Why do we have a hesitation to spring into action until we are certain that our action is wanted, needed, or acceptable? What happened to shooting first and asking questions later? Why do we try to stay out of other people’s plights, but talk about it so freely at the poker table?
Perhaps it is a cognitive bias similar to loss aversion. The risk of being wrong scares us more than being right makes us feel good. Either way, society’s unflinching knack to not flinch when staring at someone else’s danger or misfortune is something that should be changed. The advent of the car alarm was a sad day for carjackers. But they can stay in business because we opt not to turn and look. Instead, we roll our eyes and plug our ears.
I can’t help but think back to my drugged up friend on the boardwalk. I think he might have really been on to something and maybe if I were to meet him again I could let him know just that.
“I love the cops, maaaaaan,” he’d say. “They’re here to protect us.”
“It’s a good thing,” I would tell him, “Because we sure as hell don’t protect each other.”
“Give me a hug,” he would say again.
Then I would say, “No.”
Sorry. I can’t even justify that in my hypothetical scenario.
“Shake my hand, then, bro. We’re in this together.”
The druggie has a point, although I am not sure it reflects the point that I see. I look into this fanatic’s eyes and wonder if he would stop someone from stealing my car. I question whether he would spring into action if he heard someone I love yell, “rape.” I even speculate as to whether or not he would say “sorry” after beating me in a hand of poker.

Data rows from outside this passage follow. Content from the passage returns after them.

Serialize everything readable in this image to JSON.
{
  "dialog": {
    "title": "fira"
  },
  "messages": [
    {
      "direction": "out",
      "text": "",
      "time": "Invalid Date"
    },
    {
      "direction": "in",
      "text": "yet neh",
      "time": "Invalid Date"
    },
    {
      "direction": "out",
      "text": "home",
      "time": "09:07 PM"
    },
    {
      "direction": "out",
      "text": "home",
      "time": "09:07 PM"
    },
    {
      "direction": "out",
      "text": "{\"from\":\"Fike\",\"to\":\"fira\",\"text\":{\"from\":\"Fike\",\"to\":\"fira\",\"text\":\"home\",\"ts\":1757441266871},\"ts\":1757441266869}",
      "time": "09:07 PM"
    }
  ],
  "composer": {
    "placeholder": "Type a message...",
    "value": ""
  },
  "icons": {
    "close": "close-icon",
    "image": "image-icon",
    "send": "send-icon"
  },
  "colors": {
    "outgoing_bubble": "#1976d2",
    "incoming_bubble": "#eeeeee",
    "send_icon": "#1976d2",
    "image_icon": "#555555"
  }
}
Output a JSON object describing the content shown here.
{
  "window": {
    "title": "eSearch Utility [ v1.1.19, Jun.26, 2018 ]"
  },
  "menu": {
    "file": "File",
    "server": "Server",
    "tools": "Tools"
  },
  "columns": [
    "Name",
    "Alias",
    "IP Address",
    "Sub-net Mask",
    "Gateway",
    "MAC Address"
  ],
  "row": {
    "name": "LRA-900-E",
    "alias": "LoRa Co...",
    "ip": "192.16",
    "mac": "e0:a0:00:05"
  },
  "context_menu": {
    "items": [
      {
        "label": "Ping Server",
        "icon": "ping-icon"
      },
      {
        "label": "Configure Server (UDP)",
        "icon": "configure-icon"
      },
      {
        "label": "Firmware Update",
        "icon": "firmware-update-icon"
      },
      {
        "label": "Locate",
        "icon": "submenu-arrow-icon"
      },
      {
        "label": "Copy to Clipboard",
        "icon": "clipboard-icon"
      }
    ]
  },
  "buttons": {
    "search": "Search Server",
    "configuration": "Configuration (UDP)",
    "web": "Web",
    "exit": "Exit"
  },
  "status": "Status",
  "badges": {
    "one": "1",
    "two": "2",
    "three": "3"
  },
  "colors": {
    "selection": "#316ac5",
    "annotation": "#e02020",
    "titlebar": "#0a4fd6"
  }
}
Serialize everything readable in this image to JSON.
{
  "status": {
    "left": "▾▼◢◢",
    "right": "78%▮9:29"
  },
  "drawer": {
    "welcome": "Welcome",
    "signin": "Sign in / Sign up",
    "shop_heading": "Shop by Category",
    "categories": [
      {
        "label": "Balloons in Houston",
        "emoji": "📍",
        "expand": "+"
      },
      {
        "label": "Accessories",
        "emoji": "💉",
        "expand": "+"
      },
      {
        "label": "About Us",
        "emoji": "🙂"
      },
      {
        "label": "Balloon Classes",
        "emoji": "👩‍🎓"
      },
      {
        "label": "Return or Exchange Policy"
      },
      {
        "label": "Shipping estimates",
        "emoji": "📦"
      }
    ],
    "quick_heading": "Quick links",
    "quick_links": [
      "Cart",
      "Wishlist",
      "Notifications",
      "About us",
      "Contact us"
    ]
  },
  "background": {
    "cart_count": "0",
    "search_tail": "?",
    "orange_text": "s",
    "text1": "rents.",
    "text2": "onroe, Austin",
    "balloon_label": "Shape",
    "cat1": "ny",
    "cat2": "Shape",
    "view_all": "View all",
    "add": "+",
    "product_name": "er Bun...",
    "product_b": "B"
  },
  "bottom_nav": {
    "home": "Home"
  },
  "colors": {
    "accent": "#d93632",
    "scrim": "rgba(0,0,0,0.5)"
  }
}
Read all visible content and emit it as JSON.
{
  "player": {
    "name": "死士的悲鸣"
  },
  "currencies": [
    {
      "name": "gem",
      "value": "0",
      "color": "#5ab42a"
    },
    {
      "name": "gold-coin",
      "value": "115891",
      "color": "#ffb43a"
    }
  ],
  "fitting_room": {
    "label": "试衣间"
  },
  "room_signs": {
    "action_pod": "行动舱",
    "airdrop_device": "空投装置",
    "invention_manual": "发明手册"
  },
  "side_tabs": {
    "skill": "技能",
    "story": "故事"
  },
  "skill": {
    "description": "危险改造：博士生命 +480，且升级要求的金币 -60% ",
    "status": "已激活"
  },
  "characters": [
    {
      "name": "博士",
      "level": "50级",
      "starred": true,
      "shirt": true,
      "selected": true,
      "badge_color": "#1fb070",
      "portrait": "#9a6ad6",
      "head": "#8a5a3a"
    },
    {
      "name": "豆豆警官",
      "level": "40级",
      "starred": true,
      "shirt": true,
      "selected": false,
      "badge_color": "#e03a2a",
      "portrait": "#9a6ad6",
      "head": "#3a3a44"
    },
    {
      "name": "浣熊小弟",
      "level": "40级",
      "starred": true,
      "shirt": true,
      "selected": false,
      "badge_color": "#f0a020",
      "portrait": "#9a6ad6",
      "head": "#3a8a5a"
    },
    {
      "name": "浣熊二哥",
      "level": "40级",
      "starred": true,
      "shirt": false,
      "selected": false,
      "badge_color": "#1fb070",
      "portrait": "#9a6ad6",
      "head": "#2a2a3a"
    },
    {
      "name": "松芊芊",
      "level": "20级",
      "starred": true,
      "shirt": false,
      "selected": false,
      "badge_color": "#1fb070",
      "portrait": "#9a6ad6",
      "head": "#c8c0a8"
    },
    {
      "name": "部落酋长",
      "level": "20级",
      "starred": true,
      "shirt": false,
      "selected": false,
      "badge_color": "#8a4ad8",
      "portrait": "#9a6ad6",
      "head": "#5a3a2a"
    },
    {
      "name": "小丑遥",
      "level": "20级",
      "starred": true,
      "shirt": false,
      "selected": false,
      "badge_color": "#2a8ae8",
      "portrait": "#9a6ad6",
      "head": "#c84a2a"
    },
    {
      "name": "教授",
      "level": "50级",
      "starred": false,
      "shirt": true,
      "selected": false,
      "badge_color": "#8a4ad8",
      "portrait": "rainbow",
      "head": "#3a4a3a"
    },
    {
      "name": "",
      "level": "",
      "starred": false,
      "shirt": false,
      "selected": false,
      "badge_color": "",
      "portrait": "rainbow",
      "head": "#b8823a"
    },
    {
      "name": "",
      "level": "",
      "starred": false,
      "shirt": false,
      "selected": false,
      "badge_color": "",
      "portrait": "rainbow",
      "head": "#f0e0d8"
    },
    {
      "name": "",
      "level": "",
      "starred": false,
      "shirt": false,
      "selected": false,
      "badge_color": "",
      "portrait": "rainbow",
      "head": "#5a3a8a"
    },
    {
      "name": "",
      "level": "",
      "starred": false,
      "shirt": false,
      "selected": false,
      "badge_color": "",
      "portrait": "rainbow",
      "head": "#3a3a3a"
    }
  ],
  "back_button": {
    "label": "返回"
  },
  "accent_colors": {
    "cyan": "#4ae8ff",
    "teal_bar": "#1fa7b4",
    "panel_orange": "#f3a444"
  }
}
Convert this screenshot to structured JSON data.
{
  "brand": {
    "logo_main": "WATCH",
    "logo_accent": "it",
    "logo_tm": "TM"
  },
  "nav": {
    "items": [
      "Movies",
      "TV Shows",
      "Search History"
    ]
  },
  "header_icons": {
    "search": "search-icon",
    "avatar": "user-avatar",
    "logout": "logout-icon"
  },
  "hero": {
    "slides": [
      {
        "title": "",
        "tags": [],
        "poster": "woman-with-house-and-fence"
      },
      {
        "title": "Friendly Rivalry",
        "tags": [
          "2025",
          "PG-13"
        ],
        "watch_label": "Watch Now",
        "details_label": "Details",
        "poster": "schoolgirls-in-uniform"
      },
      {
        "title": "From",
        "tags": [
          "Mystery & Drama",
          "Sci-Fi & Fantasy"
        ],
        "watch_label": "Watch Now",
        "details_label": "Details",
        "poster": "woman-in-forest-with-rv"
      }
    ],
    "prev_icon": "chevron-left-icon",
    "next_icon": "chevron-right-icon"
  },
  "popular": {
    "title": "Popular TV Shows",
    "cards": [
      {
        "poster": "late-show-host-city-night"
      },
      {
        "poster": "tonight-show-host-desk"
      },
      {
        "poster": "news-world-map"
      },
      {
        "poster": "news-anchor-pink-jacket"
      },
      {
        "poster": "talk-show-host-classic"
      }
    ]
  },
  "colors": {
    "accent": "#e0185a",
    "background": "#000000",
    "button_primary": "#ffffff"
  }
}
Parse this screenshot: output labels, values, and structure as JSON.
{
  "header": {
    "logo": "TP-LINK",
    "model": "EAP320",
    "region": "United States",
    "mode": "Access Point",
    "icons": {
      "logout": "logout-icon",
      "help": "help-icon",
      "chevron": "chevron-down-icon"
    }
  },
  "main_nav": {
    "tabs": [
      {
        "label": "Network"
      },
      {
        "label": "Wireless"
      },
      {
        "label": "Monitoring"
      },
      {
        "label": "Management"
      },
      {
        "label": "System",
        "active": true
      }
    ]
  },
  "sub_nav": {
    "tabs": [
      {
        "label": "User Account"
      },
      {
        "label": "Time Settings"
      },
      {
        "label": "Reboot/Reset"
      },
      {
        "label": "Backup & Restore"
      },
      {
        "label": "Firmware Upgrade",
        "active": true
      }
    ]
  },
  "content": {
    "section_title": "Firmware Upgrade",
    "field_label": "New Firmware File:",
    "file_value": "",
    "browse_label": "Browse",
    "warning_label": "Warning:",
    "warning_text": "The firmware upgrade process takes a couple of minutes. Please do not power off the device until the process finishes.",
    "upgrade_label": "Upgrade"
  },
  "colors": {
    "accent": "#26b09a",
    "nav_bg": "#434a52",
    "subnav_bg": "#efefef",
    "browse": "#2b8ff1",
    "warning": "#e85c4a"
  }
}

But I can’t determine whether or not he would do any of these things. All I see is an outstretched hand that is attached to a peculiar coke-head who wishes to make physical contact with me.
There are alarms going off in my head, but these alarms I ignore as I reach out my hand. Because crazy as he seems, he is right. We are in this together.